What advise would you give single moms?
Become intimately familiar with your strengths, and weaknesses, and use them to your advantage. Recognize and acknowledging signs of when you need help and learn to ask for help.
In the beginning when I was getting accustomed to being a new mom, having a baby, and dealing with sleep deprivation, I had a wonderful support network of friends being there with me. I also kept reminding myself that this is something I really wanted and chose, which helped me realize that exhaustion was only a temporary part of the journey.
How do you feel about partnership now that you are a single mom?
I think it’s possible. In some ways, it may even be easier, as the pressure to find someone to mate & reproduce with is now gone. The challenge is the time and availability, particularly in the first year. I’m open to the possibility of meeting someone, and do hope that’s my future.
Any last thoughts?
Go for it! I want to encourage you to believe that you can do this! Also I really got that the unfolding of my journey to becoming a choice mom, with all its many ups and downs was perfect even though in the moment I didn’t know it. Looking back I can see that it was all part of the destined journey for me to motherhood.

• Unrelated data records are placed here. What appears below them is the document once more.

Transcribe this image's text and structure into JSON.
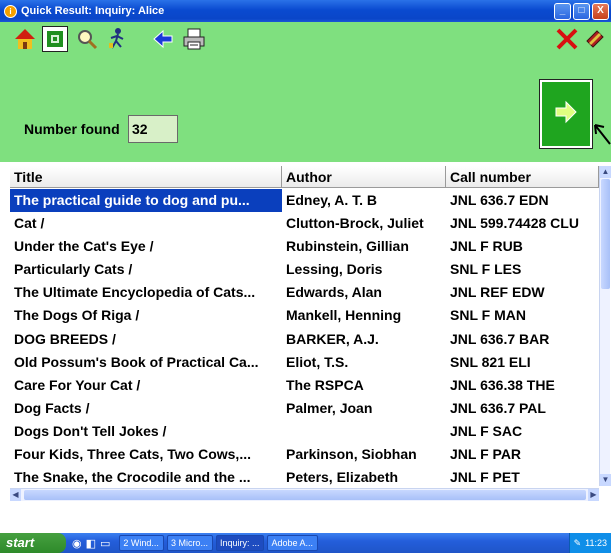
{
  "window": {
    "title": "Quick Result: Inquiry: Alice",
    "minimize_label": "_",
    "maximize_label": "□",
    "close_label": "X"
  },
  "colors": {
    "titlebar": "#0a46c8",
    "panel_green": "#7fe07f",
    "button_green": "#1fa51f",
    "selection": "#0a3fbd"
  },
  "toolbar": {
    "icons": [
      "home-icon",
      "catalog-icon",
      "magnifier-icon",
      "walking-person-icon",
      "back-arrow-icon",
      "printer-icon",
      "close-x-icon",
      "book-exit-icon"
    ]
  },
  "results": {
    "found_label": "Number found",
    "found_value": "32"
  },
  "table": {
    "columns": [
      "Title",
      "Author",
      "Call number"
    ],
    "rows": [
      {
        "title": "The practical guide to dog and pu...",
        "author": "Edney, A. T. B",
        "call": "JNL 636.7 EDN",
        "selected": true
      },
      {
        "title": "Cat /",
        "author": "Clutton-Brock, Juliet",
        "call": "JNL 599.74428 CLU"
      },
      {
        "title": "Under the Cat's Eye /",
        "author": "Rubinstein, Gillian",
        "call": "JNL F RUB"
      },
      {
        "title": "Particularly Cats /",
        "author": "Lessing, Doris",
        "call": "SNL F LES"
      },
      {
        "title": "The Ultimate Encyclopedia of Cats...",
        "author": "Edwards, Alan",
        "call": "JNL REF EDW"
      },
      {
        "title": "The Dogs Of Riga /",
        "author": "Mankell, Henning",
        "call": "SNL F MAN"
      },
      {
        "title": "DOG BREEDS /",
        "author": "BARKER, A.J.",
        "call": "JNL 636.7 BAR"
      },
      {
        "title": "Old Possum's Book of Practical Ca...",
        "author": "Eliot, T.S.",
        "call": "SNL 821 ELI"
      },
      {
        "title": "Care For Your Cat /",
        "author": "The RSPCA",
        "call": "JNL 636.38 THE"
      },
      {
        "title": "Dog Facts /",
        "author": "Palmer, Joan",
        "call": "JNL 636.7 PAL"
      },
      {
        "title": "Dogs Don't Tell Jokes /",
        "author": "",
        "call": "JNL F SAC"
      },
      {
        "title": "Four Kids, Three Cats, Two Cows,...",
        "author": "Parkinson, Siobhan",
        "call": "JNL F PAR"
      },
      {
        "title": "The Snake, the Crocodile and the ...",
        "author": "Peters, Elizabeth",
        "call": "JNL F PET"
      }
    ]
  },
  "taskbar": {
    "start": "start",
    "tasks": [
      "2 Wind...",
      "3 Micro...",
      "Inquiry: ...",
      "Adobe A..."
    ],
    "clock": "11:23"
  }
}
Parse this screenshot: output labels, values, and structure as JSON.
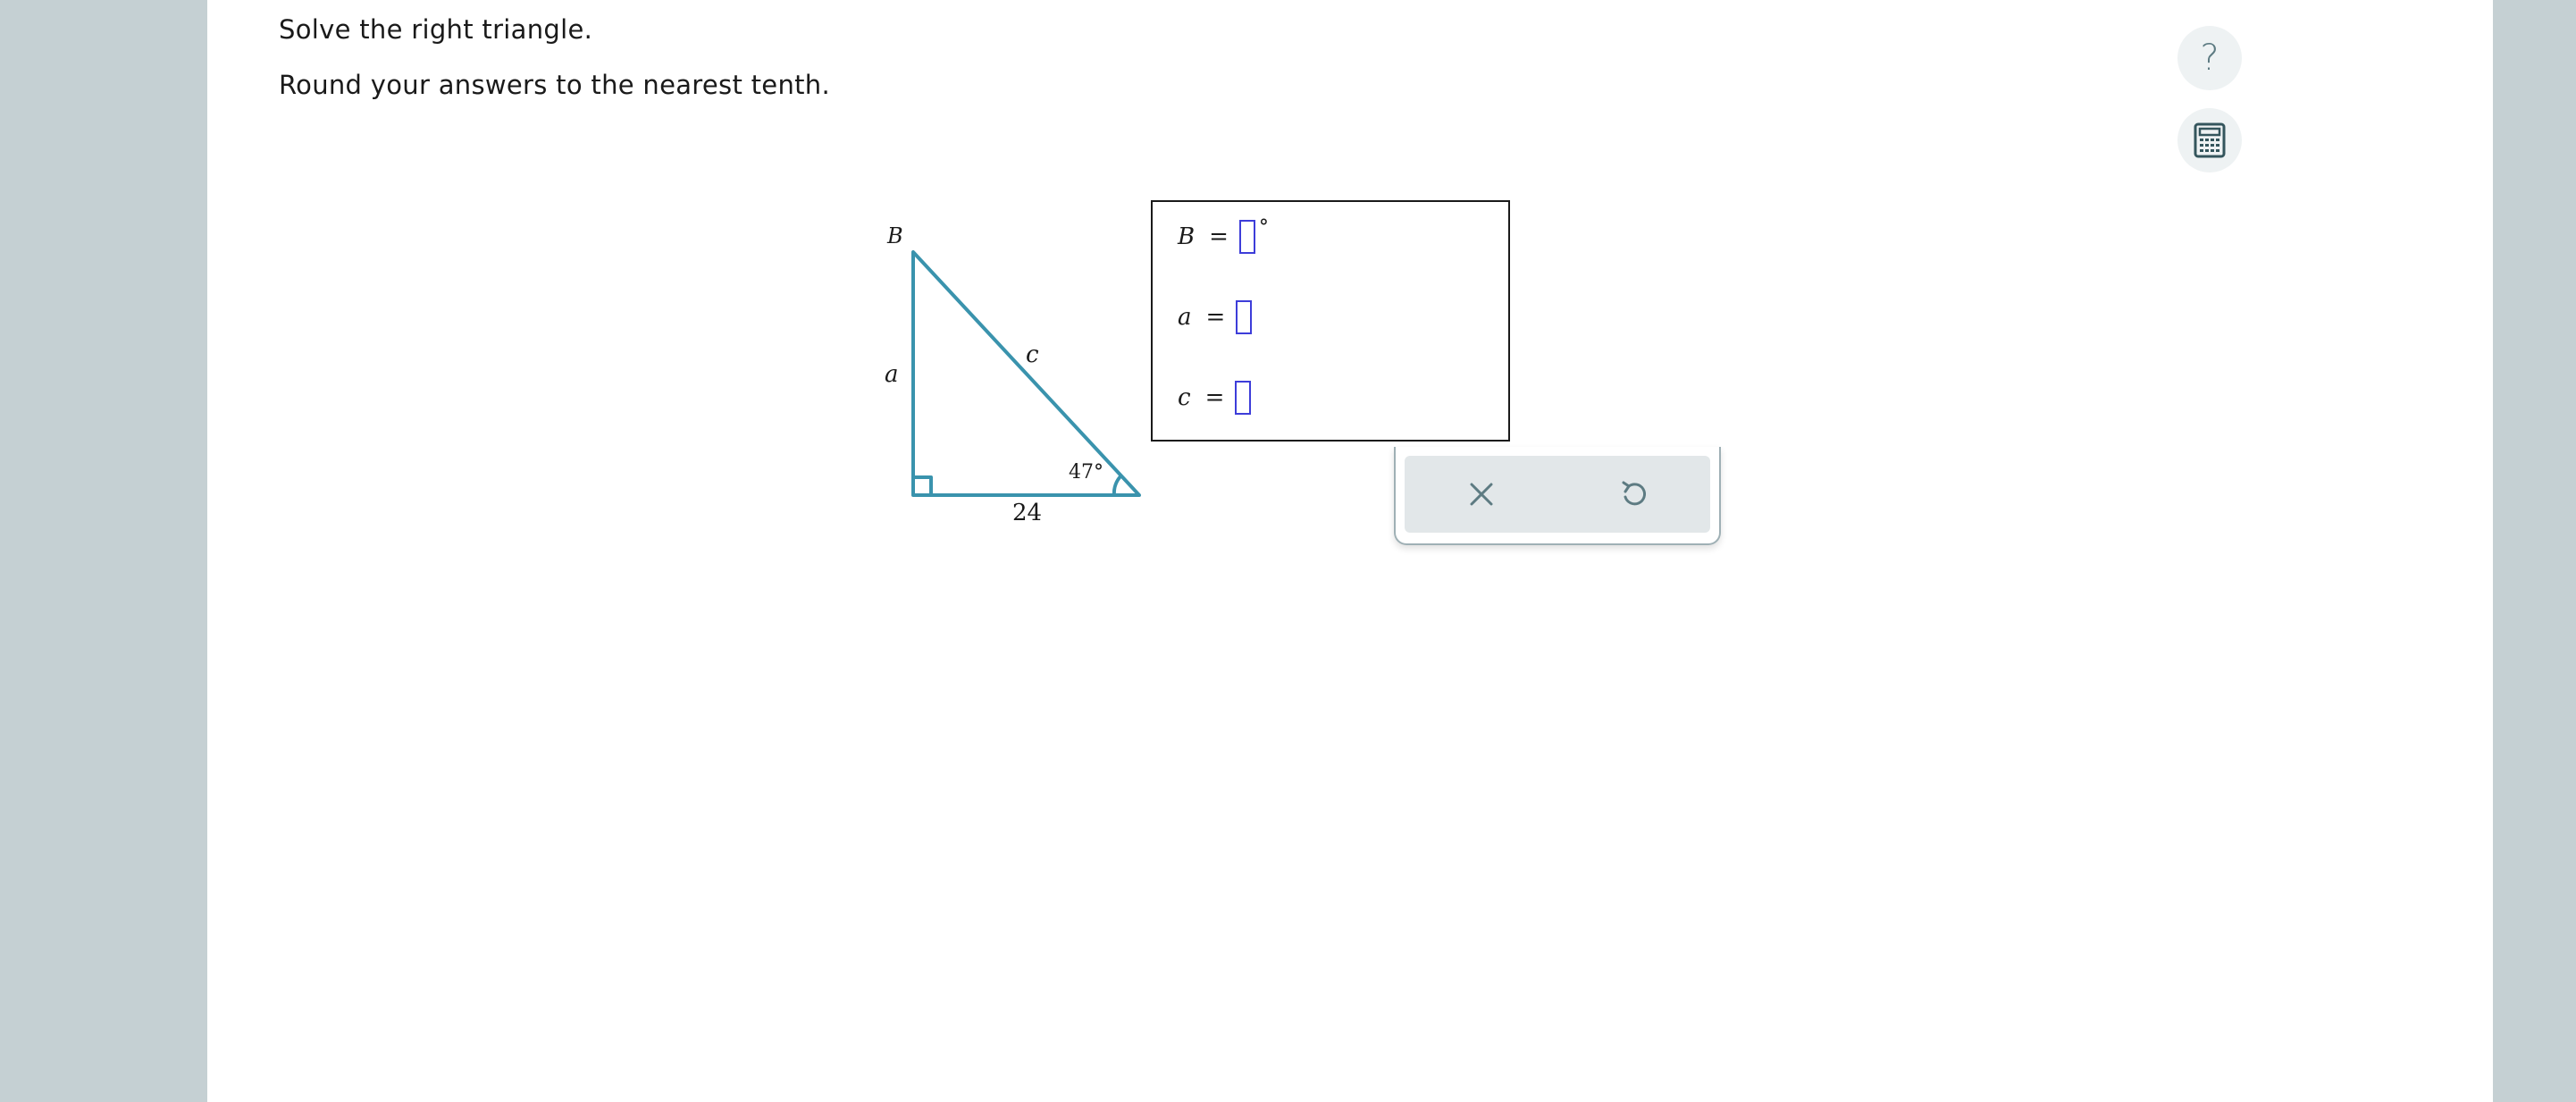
{
  "instructions": {
    "line1": "Solve the right triangle.",
    "line2": "Round your answers to the nearest tenth."
  },
  "sidebar": {
    "help_icon": "question-mark-icon",
    "help_glyph": "?",
    "calculator_icon": "calculator-icon"
  },
  "figure": {
    "vertex_label": "B",
    "side_a_label": "a",
    "side_c_label": "c",
    "angle_label": "47°",
    "base_label": "24",
    "stroke_color": "#3a93ad"
  },
  "answers": {
    "b": {
      "variable": "B",
      "equals": "=",
      "value": "",
      "unit": "°"
    },
    "a": {
      "variable": "a",
      "equals": "=",
      "value": ""
    },
    "c": {
      "variable": "c",
      "equals": "=",
      "value": ""
    }
  },
  "tools": {
    "clear_icon": "close-icon",
    "undo_icon": "undo-icon"
  },
  "colors": {
    "background": "#c5d0d3",
    "input_border": "#3d3dd9",
    "icon_color": "#5d7b82"
  }
}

Laurel Livingston is a Licensed Marriage and Family Therapist with a private practice in Berkeley. As a Choice Mom herself, she works with women in the various stages of exploring parenthood, as a single mom. Her practice has a Somatic focus, inclusive of the body and the breath, as a means of self discovery. Her style is authentic, warm, relational, and practical. She uses a compassionate approach toward guiding her clients on their path of inquiry. Her practice is comprised of individuals, couples and issues related to fertility. You can find out more about her on her soon to be released website www.laurellivingstontherapy.com